**Task prompt**:
Images are to be omitted, and the rest of the records reproduced exactly.

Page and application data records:
- - -

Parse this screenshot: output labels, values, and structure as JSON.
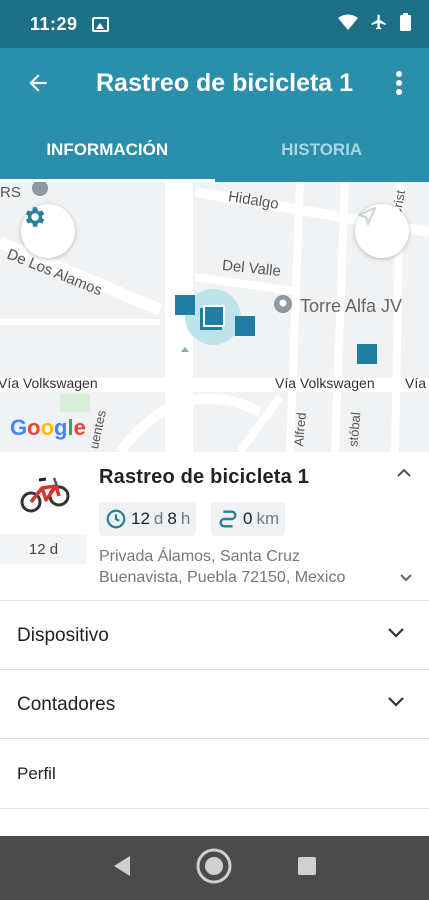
{
  "status_bar": {
    "time": "11:29"
  },
  "app_bar": {
    "title": "Rastreo de bicicleta 1"
  },
  "tabs": [
    {
      "label": "INFORMACIÓN",
      "active": true
    },
    {
      "label": "HISTORIA",
      "active": false
    }
  ],
  "map": {
    "labels": {
      "rs": "RS",
      "hidalgo": "Hidalgo",
      "de_los_alamos": "De Los Alamos",
      "del_valle": "Del Valle",
      "torre_alfa": "Torre Alfa JV",
      "via_left": "Vía Volkswagen",
      "via_mid": "Vía Volkswagen",
      "via_right": "Vía",
      "crist": "Crist",
      "fuentes": "uentes",
      "alfred": "Alfred",
      "cristobal": "stóbal"
    },
    "google_logo": [
      "G",
      "o",
      "o",
      "g",
      "l",
      "e"
    ],
    "google_colors": [
      "#4285F4",
      "#EA4335",
      "#FBBC05",
      "#4285F4",
      "#34A853",
      "#EA4335"
    ],
    "marker_color": "#1f7ea1"
  },
  "device": {
    "name": "Rastreo de bicicleta 1",
    "age": "12 d",
    "duration_days": "12",
    "duration_d_unit": "d",
    "duration_hours": "8",
    "duration_h_unit": "h",
    "distance_value": "0",
    "distance_unit": "km",
    "address_line1": "Privada Álamos, Santa Cruz",
    "address_line2": "Buenavista, Puebla 72150, Mexico"
  },
  "sections": {
    "device": "Dispositivo",
    "counters": "Contadores",
    "profile": "Perfil"
  },
  "colors": {
    "primary": "#2a8fab",
    "status_bar": "#1d6f86",
    "accent": "#1f7ea1"
  }
}
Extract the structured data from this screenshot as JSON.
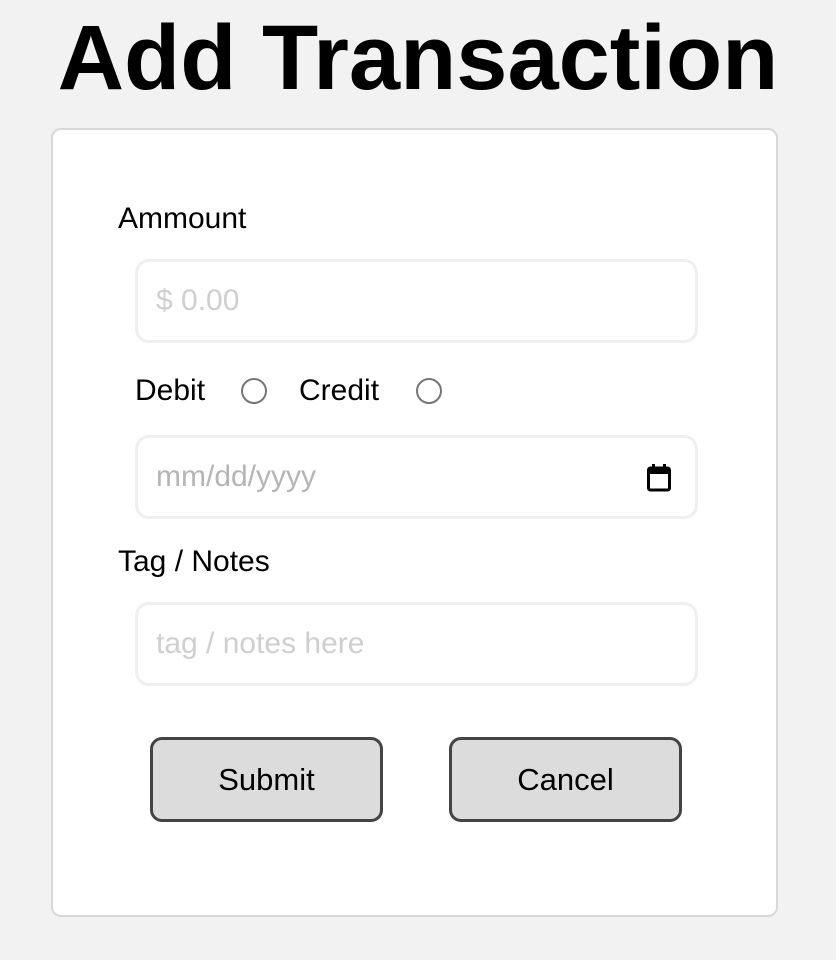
{
  "page": {
    "title": "Add Transaction"
  },
  "form": {
    "amount": {
      "label": "Ammount",
      "placeholder": "$ 0.00",
      "value": ""
    },
    "type": {
      "debit_label": "Debit",
      "credit_label": "Credit",
      "selected": null
    },
    "date": {
      "placeholder": "mm/dd/yyyy",
      "icon": "calendar-icon"
    },
    "notes": {
      "label": "Tag / Notes",
      "placeholder": "tag / notes here",
      "value": ""
    },
    "buttons": {
      "submit_label": "Submit",
      "cancel_label": "Cancel"
    }
  },
  "colors": {
    "page_background": "#f2f2f2",
    "card_background": "#ffffff",
    "button_background": "#dcdcdc",
    "button_border": "#444444",
    "placeholder_text": "#cfcfcf"
  }
}
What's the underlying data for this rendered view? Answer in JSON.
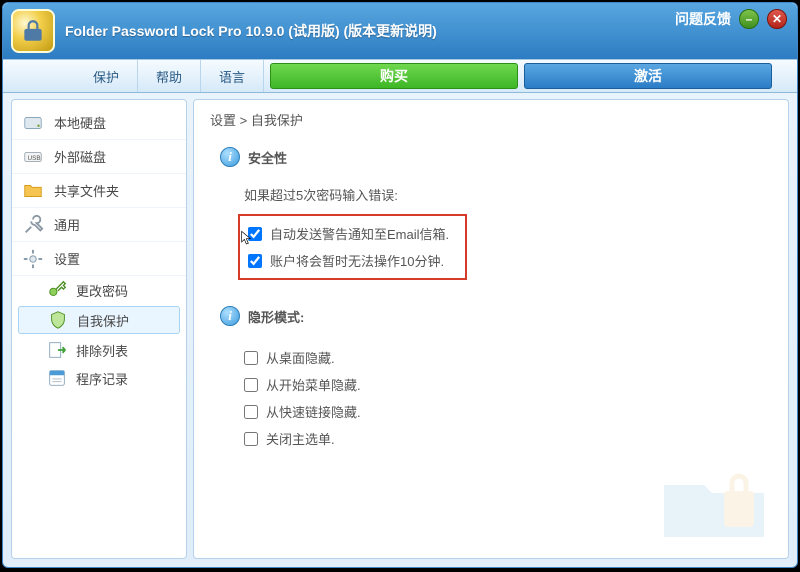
{
  "title": "Folder Password Lock Pro 10.9.0 (试用版) (版本更新说明)",
  "feedback_link": "问题反馈",
  "toolbar": {
    "protect": "保护",
    "help": "帮助",
    "language": "语言",
    "buy": "购买",
    "activate": "激活"
  },
  "sidebar": {
    "local_disk": "本地硬盘",
    "external_disk": "外部磁盘",
    "shared_folders": "共享文件夹",
    "general": "通用",
    "settings": "设置",
    "sub": {
      "change_password": "更改密码",
      "self_protection": "自我保护",
      "exclusion_list": "排除列表",
      "program_log": "程序记录"
    }
  },
  "breadcrumb": "设置 > 自我保护",
  "security": {
    "title": "安全性",
    "intro": "如果超过5次密码输入错误:",
    "opt_email": "自动发送警告通知至Email信箱.",
    "opt_lock": "账户将会暂时无法操作10分钟."
  },
  "stealth": {
    "title": "隐形模式:",
    "opt_desktop": "从桌面隐藏.",
    "opt_startmenu": "从开始菜单隐藏.",
    "opt_quicklaunch": "从快速链接隐藏.",
    "opt_closemain": "关闭主选单."
  }
}
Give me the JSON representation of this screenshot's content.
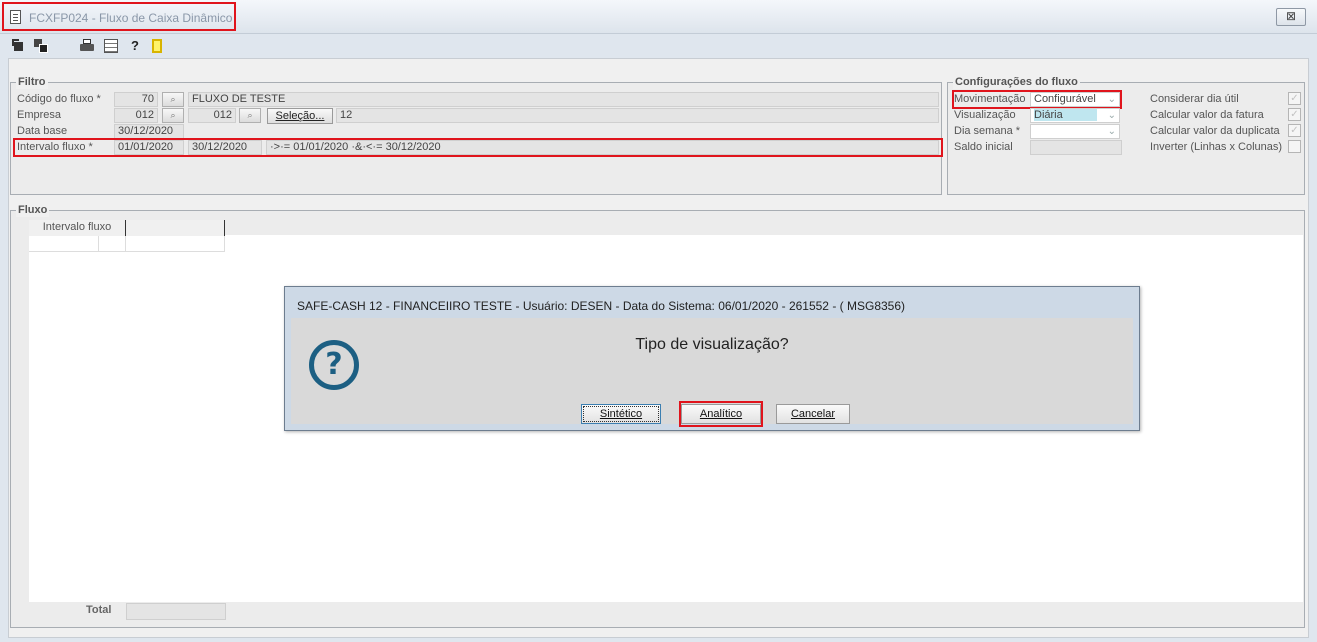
{
  "window": {
    "title": "FCXFP024 - Fluxo de Caixa Dinâmico",
    "close_glyph": "⊠"
  },
  "toolbar": {
    "icons": [
      "export-icon",
      "copy-icon",
      "print-icon",
      "table-icon",
      "help-icon",
      "exit-icon"
    ]
  },
  "filtro": {
    "title": "Filtro",
    "codigo_label": "Código do fluxo *",
    "codigo_value": "70",
    "codigo_desc": "FLUXO DE TESTE",
    "empresa_label": "Empresa",
    "empresa_value": "012",
    "empresa_value2": "012",
    "selecao_label": "Seleção...",
    "selecao_value": "12",
    "database_label": "Data base",
    "database_value": "30/12/2020",
    "intervalo_label": "Intervalo fluxo *",
    "intervalo_from": "01/01/2020",
    "intervalo_to": "30/12/2020",
    "intervalo_expr": "·>·= 01/01/2020 ·&·<·= 30/12/2020"
  },
  "config": {
    "title": "Configurações do fluxo",
    "movimentacao_label": "Movimentação",
    "movimentacao_value": "Configurável",
    "visualizacao_label": "Visualização",
    "visualizacao_value": "Diária",
    "diasemana_label": "Dia semana *",
    "diasemana_value": "",
    "saldo_label": "Saldo inicial",
    "saldo_value": "",
    "considerar_label": "Considerar dia útil",
    "calc_fatura_label": "Calcular valor da fatura",
    "calc_duplicata_label": "Calcular valor da duplicata",
    "inverter_label": "Inverter (Linhas x Colunas)"
  },
  "fluxo": {
    "title": "Fluxo",
    "col_intervalo": "Intervalo fluxo",
    "col_blank": "",
    "total_label": "Total",
    "total_value": ""
  },
  "dialog": {
    "title": "SAFE-CASH 12 - FINANCEIIRO TESTE - Usuário: DESEN - Data do Sistema: 06/01/2020 - 261552 - ( MSG8356)",
    "message": "Tipo de visualização?",
    "icon_glyph": "?",
    "btn_sintetico": "Sintético",
    "btn_analitico": "Analítico",
    "btn_cancelar": "Cancelar"
  },
  "colors": {
    "highlight": "#e0141c",
    "accent_blue": "#1c5f83",
    "selected_bg": "#bfe6ef"
  }
}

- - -

**Result below**:
Parse this screenshot: output labels, values, and structure as JSON.
{
  "status_bar": {
    "time": "11:29"
  },
  "app_bar": {
    "title": "Rastreo de bicicleta 1"
  },
  "tabs": [
    {
      "label": "INFORMACIÓN",
      "active": true
    },
    {
      "label": "HISTORIA",
      "active": false
    }
  ],
  "map": {
    "labels": {
      "rs": "RS",
      "hidalgo": "Hidalgo",
      "de_los_alamos": "De Los Alamos",
      "del_valle": "Del Valle",
      "torre_alfa": "Torre Alfa JV",
      "via_left": "Vía Volkswagen",
      "via_mid": "Vía Volkswagen",
      "via_right": "Vía",
      "crist": "Crist",
      "fuentes": "uentes",
      "alfred": "Alfred",
      "cristobal": "stóbal"
    },
    "google_logo": [
      "G",
      "o",
      "o",
      "g",
      "l",
      "e"
    ],
    "google_colors": [
      "#4285F4",
      "#EA4335",
      "#FBBC05",
      "#4285F4",
      "#34A853",
      "#EA4335"
    ],
    "marker_color": "#1f7ea1"
  },
  "device": {
    "name": "Rastreo de bicicleta 1",
    "age": "12 d",
    "duration_days": "12",
    "duration_d_unit": "d",
    "duration_hours": "8",
    "duration_h_unit": "h",
    "distance_value": "0",
    "distance_unit": "km",
    "address_line1": "Privada Álamos, Santa Cruz",
    "address_line2": "Buenavista, Puebla 72150, Mexico"
  },
  "sections": {
    "device": "Dispositivo",
    "counters": "Contadores",
    "profile": "Perfil"
  },
  "colors": {
    "primary": "#2a8fab",
    "status_bar": "#1d6f86",
    "accent": "#1f7ea1"
  }
}
Extract the structured data from this screenshot as JSON.
{
  "page": {
    "title": "Add Transaction"
  },
  "form": {
    "amount": {
      "label": "Ammount",
      "placeholder": "$ 0.00",
      "value": ""
    },
    "type": {
      "debit_label": "Debit",
      "credit_label": "Credit",
      "selected": null
    },
    "date": {
      "placeholder": "mm/dd/yyyy",
      "icon": "calendar-icon"
    },
    "notes": {
      "label": "Tag / Notes",
      "placeholder": "tag / notes here",
      "value": ""
    },
    "buttons": {
      "submit_label": "Submit",
      "cancel_label": "Cancel"
    }
  },
  "colors": {
    "page_background": "#f2f2f2",
    "card_background": "#ffffff",
    "button_background": "#dcdcdc",
    "button_border": "#444444",
    "placeholder_text": "#cfcfcf"
  }
}
What's the underlying data for this rendered view? Answer in JSON.
{
  "title": "Folder Password Lock Pro 10.9.0 (试用版) (版本更新说明)",
  "feedback_link": "问题反馈",
  "toolbar": {
    "protect": "保护",
    "help": "帮助",
    "language": "语言",
    "buy": "购买",
    "activate": "激活"
  },
  "sidebar": {
    "local_disk": "本地硬盘",
    "external_disk": "外部磁盘",
    "shared_folders": "共享文件夹",
    "general": "通用",
    "settings": "设置",
    "sub": {
      "change_password": "更改密码",
      "self_protection": "自我保护",
      "exclusion_list": "排除列表",
      "program_log": "程序记录"
    }
  },
  "breadcrumb": "设置 > 自我保护",
  "security": {
    "title": "安全性",
    "intro": "如果超过5次密码输入错误:",
    "opt_email": "自动发送警告通知至Email信箱.",
    "opt_lock": "账户将会暂时无法操作10分钟."
  },
  "stealth": {
    "title": "隐形模式:",
    "opt_desktop": "从桌面隐藏.",
    "opt_startmenu": "从开始菜单隐藏.",
    "opt_quicklaunch": "从快速链接隐藏.",
    "opt_closemain": "关闭主选单."
  }
}
Give me the JSON representation of this screenshot's content.
{
  "window": {
    "title": "FCXFP024 - Fluxo de Caixa Dinâmico",
    "close_glyph": "⊠"
  },
  "toolbar": {
    "icons": [
      "export-icon",
      "copy-icon",
      "print-icon",
      "table-icon",
      "help-icon",
      "exit-icon"
    ]
  },
  "filtro": {
    "title": "Filtro",
    "codigo_label": "Código do fluxo *",
    "codigo_value": "70",
    "codigo_desc": "FLUXO DE TESTE",
    "empresa_label": "Empresa",
    "empresa_value": "012",
    "empresa_value2": "012",
    "selecao_label": "Seleção...",
    "selecao_value": "12",
    "database_label": "Data base",
    "database_value": "30/12/2020",
    "intervalo_label": "Intervalo fluxo *",
    "intervalo_from": "01/01/2020",
    "intervalo_to": "30/12/2020",
    "intervalo_expr": "·>·= 01/01/2020 ·&·<·= 30/12/2020"
  },
  "config": {
    "title": "Configurações do fluxo",
    "movimentacao_label": "Movimentação",
    "movimentacao_value": "Configurável",
    "visualizacao_label": "Visualização",
    "visualizacao_value": "Diária",
    "diasemana_label": "Dia semana *",
    "diasemana_value": "",
    "saldo_label": "Saldo inicial",
    "saldo_value": "",
    "considerar_label": "Considerar dia útil",
    "calc_fatura_label": "Calcular valor da fatura",
    "calc_duplicata_label": "Calcular valor da duplicata",
    "inverter_label": "Inverter (Linhas x Colunas)"
  },
  "fluxo": {
    "title": "Fluxo",
    "col_intervalo": "Intervalo fluxo",
    "col_blank": "",
    "total_label": "Total",
    "total_value": ""
  },
  "dialog": {
    "title": "SAFE-CASH 12 - FINANCEIIRO TESTE - Usuário: DESEN - Data do Sistema: 06/01/2020 - 261552 - ( MSG8356)",
    "message": "Tipo de visualização?",
    "icon_glyph": "?",
    "btn_sintetico": "Sintético",
    "btn_analitico": "Analítico",
    "btn_cancelar": "Cancelar"
  },
  "colors": {
    "highlight": "#e0141c",
    "accent_blue": "#1c5f83",
    "selected_bg": "#bfe6ef"
  }
}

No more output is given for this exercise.